Domino theory haunts Congress
It is embarrassing enough for the Congress when a UPA ally looks into the barrel of the anti-corruption gun. Now, one after the other, serving and erstwhile Union ministers from the Congress are turning up in the crosshairs of civil rights activists and media exposes.
Salman Khurshid and Virbhadra Singh are the latest in a series of ministers that includes Subodh Kant Sahay and Sriprakash Jaiswal accused of graft.
The political price the Congress will have to pay will at least equal, if not exceed, the relative stature or clout of the leaders in question. In case of an ally, the party could always turn around and cite coalition dharma—the pathos of a virtuous party having to suffer its not-so-ethical partners in the national interest. Now that comforting veil is gone. Tearing at it are civil rights activists like Arvind Kejriwal—he has chosen issues concerning government corruption to establish his yet-to-be-born political party. The battle for 2014 is getting murkier—with the stink raised by Robert Vadra’s purported dealings with DLF—and it will be hard for the Congress to restore its pristine image crafted during UPA I. The results of this “negativity’’ may be evident soon enough. The Himachal and Gujarat polls are around the corner and at this rate, and if Sharad Pawar is to be believed, general elections may not be too far away.

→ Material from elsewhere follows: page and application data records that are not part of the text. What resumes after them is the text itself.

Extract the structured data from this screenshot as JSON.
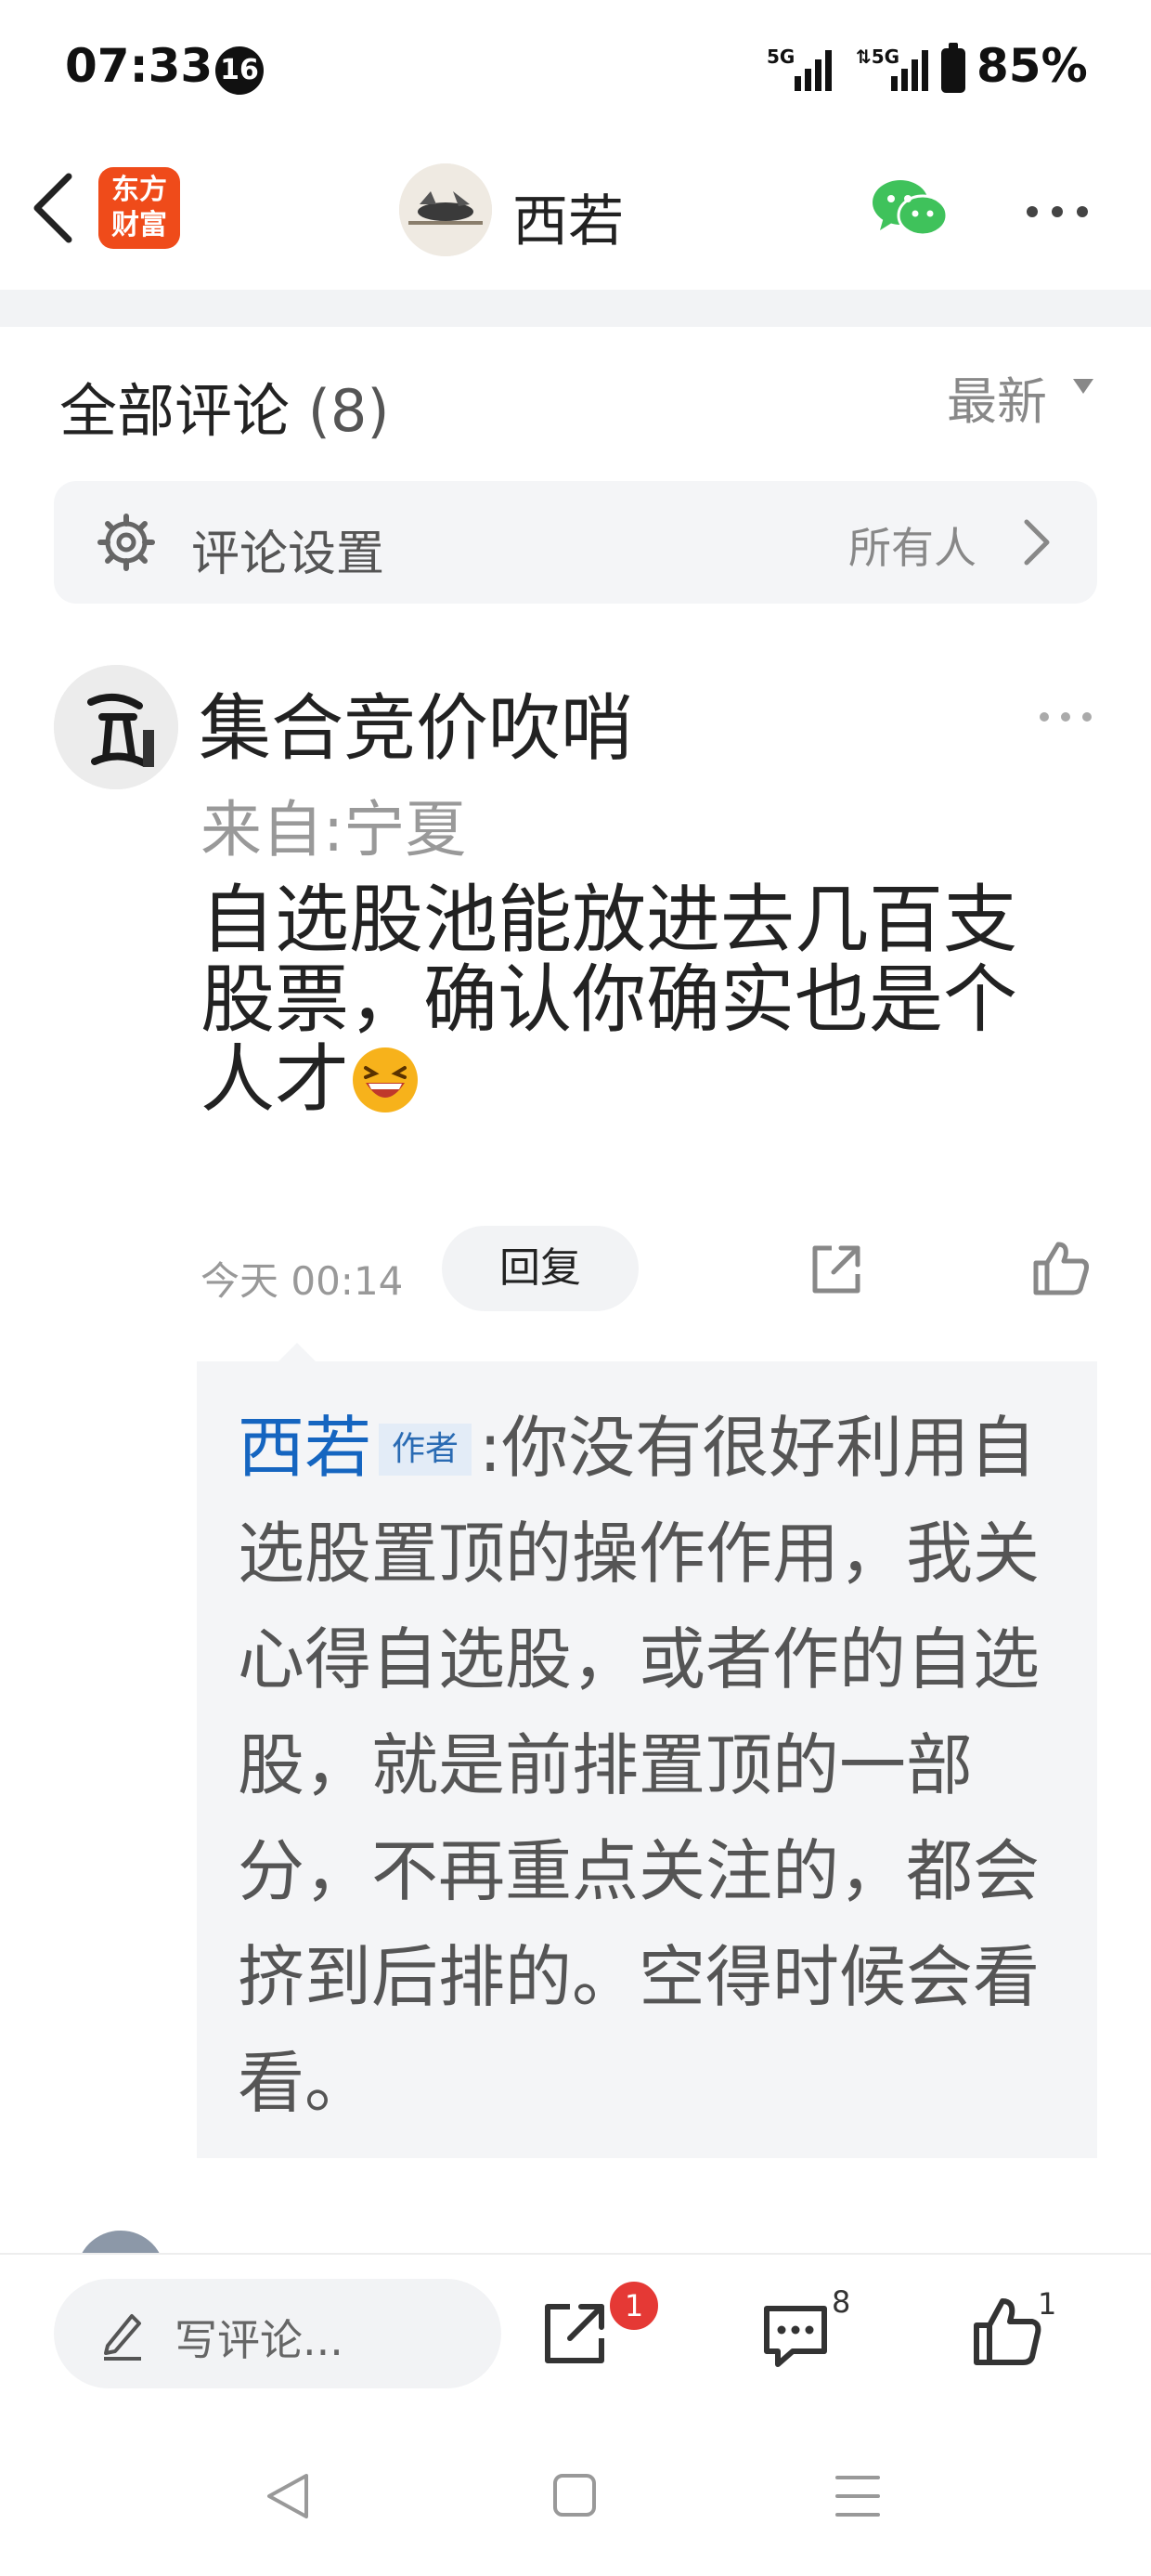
{
  "status_bar": {
    "time": "07:33",
    "notification_count": "16",
    "battery": "85%"
  },
  "header": {
    "app_logo_line1": "东方",
    "app_logo_line2": "财富",
    "author_name": "西若"
  },
  "comments_header": {
    "title": "全部评论",
    "count": "(8)",
    "sort_label": "最新"
  },
  "settings": {
    "label": "评论设置",
    "value": "所有人"
  },
  "comment": {
    "username": "集合竞价吹哨",
    "location": "来自:宁夏",
    "text": "自选股池能放进去几百支股票，确认你确实也是个人才",
    "time": "今天 00:14",
    "reply_button": "回复"
  },
  "reply": {
    "author": "西若",
    "author_tag": "作者",
    "separator": ":",
    "text": "你没有很好利用自选股置顶的操作作用，我关心得自选股，或者作的自选股，就是前排置顶的一部分，不再重点关注的，都会挤到后排的。空得时候会看看。"
  },
  "bottom_bar": {
    "write_placeholder": "写评论...",
    "share_badge": "1",
    "comment_count": "8",
    "like_count": "1"
  },
  "colors": {
    "accent_orange": "#ef4b1a",
    "reply_author_blue": "#1565c0",
    "badge_red": "#e53935",
    "wechat_green": "#3fc25b"
  }
}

The problem for the Congress is manifold. All three ministers under a cloud are significant players in the states they represent. The suave Khurshid, while not exactly being an electrifying mass leader, is seen as the party’s most high-profile face in Uttar Pradesh. It being alleged that an NGO, the Zakir Husain Memorial Trust run by the Khurshids (Salman is the chairman and his wife the project director) is active only on “forged’’ papers. The charge against Khurshid, if its sticks, looks to be potentially the most shaming of the lot—no wonder activist-politician Arvind Kejriwal has made it a cornerstone of his campaign against corruption in big places despite the small numbers involved.

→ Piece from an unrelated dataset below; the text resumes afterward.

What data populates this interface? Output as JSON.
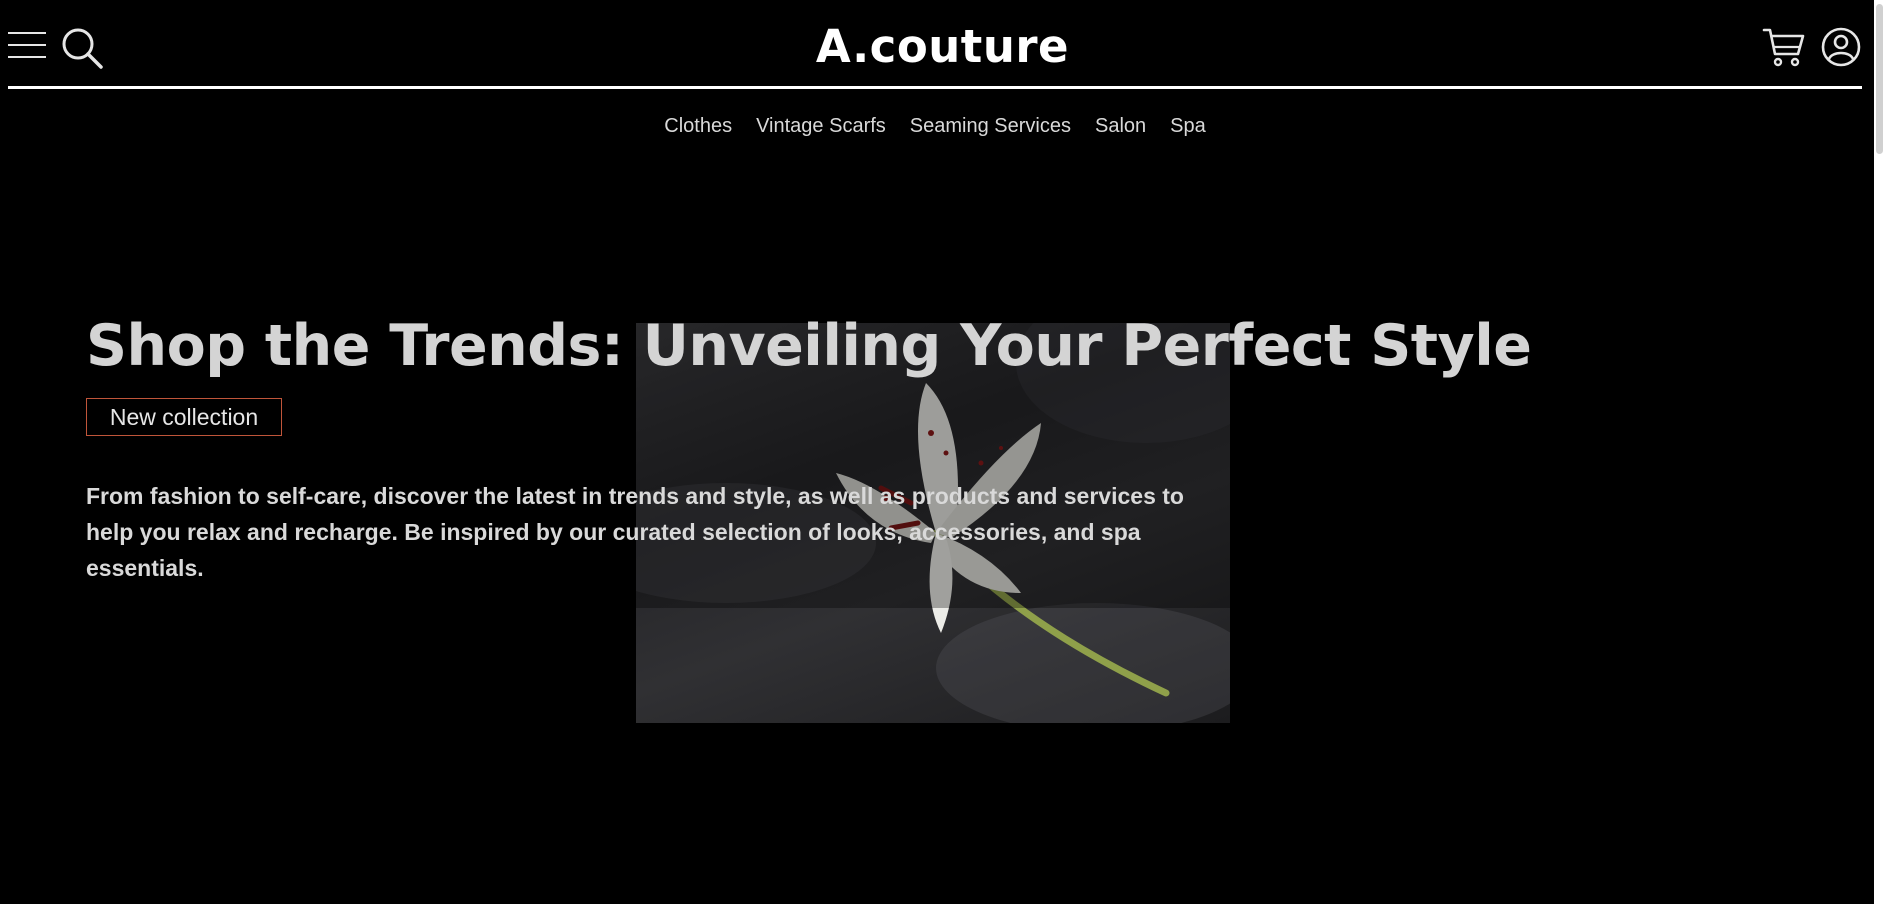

The Union Law Minister and his wife Louise allegedly availed Central funds for the disabled—to the tune of Rs 68 lakh—on the basis of forged signatures of state government officials. That too, for disabled welfare camps ostensibly held by their trust that never took place.
But where was the irregularities first detected? At the Union Social Justice Ministry headed by another Congressman, Mukul Wasnik. After the initial flurry of charges, denial and defamation case threat from Khurshid, a CAG inspection report turned up in the media. According to the report, the expenses claimed to have been incurred by the trust on items like tricycles and hearing aids were distributed to the handicapped was falsified.